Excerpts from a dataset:
• • • • •
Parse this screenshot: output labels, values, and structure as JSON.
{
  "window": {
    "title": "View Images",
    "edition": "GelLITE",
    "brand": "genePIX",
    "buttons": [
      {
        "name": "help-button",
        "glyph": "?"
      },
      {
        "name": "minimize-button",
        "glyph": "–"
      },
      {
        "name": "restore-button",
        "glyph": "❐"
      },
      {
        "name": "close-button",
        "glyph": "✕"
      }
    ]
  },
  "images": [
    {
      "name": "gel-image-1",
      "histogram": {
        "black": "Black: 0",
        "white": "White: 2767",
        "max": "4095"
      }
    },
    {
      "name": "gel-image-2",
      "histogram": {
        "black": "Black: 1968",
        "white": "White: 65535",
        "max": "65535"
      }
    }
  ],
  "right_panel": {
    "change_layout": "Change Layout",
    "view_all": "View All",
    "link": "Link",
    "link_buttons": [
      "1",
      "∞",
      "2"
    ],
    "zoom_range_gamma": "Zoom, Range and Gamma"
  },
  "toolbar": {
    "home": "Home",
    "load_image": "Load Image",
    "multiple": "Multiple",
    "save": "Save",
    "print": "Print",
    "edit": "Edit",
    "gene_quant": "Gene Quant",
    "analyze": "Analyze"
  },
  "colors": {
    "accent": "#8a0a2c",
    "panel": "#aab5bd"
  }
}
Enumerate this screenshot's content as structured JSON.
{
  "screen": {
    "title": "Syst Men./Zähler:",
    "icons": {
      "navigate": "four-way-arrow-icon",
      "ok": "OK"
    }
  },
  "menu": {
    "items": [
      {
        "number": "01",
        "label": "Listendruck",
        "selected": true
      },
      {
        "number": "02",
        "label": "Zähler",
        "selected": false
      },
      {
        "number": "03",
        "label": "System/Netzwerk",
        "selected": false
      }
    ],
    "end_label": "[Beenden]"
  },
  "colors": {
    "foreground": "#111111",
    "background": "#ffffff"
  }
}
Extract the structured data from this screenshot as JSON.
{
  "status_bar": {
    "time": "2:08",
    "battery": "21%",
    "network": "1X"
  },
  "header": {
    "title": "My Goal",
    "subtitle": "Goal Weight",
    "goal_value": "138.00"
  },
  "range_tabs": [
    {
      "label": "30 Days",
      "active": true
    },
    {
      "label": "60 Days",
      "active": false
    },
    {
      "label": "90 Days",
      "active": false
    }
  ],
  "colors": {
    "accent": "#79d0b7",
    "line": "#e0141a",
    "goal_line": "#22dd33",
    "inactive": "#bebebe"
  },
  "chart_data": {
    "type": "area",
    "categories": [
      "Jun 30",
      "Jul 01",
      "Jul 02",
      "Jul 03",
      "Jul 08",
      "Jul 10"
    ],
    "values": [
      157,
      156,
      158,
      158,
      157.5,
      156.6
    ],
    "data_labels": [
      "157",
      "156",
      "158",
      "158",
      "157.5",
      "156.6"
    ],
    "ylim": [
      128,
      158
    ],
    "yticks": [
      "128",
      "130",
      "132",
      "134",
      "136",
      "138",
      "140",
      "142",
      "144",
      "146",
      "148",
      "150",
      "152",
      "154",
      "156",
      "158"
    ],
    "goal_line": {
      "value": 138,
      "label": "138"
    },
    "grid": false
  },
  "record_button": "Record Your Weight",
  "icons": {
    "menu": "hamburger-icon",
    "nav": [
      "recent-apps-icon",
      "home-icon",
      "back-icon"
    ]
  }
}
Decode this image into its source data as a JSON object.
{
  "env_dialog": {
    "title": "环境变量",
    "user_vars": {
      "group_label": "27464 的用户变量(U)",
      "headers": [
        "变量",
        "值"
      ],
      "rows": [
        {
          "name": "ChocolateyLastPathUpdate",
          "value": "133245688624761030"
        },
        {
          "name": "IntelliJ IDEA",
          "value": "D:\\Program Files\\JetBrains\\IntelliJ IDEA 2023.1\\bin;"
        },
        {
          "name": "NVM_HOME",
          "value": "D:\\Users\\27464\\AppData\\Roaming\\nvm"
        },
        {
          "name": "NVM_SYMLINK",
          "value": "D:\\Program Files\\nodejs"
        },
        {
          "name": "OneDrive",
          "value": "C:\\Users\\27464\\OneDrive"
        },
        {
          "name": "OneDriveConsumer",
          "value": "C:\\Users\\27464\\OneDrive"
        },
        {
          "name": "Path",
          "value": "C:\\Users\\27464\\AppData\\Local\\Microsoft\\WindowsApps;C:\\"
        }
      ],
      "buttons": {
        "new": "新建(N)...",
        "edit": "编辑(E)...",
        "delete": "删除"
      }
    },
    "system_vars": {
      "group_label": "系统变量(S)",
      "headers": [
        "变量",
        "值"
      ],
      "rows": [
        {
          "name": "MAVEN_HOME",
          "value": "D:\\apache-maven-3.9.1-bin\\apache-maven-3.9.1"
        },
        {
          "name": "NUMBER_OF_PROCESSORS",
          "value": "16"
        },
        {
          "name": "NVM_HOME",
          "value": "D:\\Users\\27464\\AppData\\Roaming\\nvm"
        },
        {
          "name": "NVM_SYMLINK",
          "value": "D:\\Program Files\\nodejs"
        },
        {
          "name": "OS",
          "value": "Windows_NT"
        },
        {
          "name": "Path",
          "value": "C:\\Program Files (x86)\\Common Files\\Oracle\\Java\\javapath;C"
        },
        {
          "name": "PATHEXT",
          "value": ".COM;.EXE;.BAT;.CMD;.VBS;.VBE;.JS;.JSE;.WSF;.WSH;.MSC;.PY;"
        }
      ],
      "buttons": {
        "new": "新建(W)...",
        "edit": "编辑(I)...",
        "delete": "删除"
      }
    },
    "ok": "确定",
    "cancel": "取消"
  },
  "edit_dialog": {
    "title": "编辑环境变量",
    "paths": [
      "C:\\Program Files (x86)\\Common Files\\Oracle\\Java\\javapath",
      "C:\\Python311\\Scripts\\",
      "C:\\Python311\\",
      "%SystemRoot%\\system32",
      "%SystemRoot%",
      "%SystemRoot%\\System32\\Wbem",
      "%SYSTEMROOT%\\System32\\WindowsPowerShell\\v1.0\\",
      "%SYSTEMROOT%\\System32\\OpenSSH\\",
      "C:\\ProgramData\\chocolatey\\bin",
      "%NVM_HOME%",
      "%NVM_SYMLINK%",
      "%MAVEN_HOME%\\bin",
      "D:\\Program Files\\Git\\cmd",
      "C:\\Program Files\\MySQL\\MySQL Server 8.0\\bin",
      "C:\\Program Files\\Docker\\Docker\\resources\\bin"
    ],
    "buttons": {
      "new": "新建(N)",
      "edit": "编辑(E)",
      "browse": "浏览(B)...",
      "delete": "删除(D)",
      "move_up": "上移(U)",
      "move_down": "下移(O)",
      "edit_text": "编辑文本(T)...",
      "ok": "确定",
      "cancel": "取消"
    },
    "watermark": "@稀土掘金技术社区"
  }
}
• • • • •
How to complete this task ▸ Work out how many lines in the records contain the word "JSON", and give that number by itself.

Exercise response ▸ 4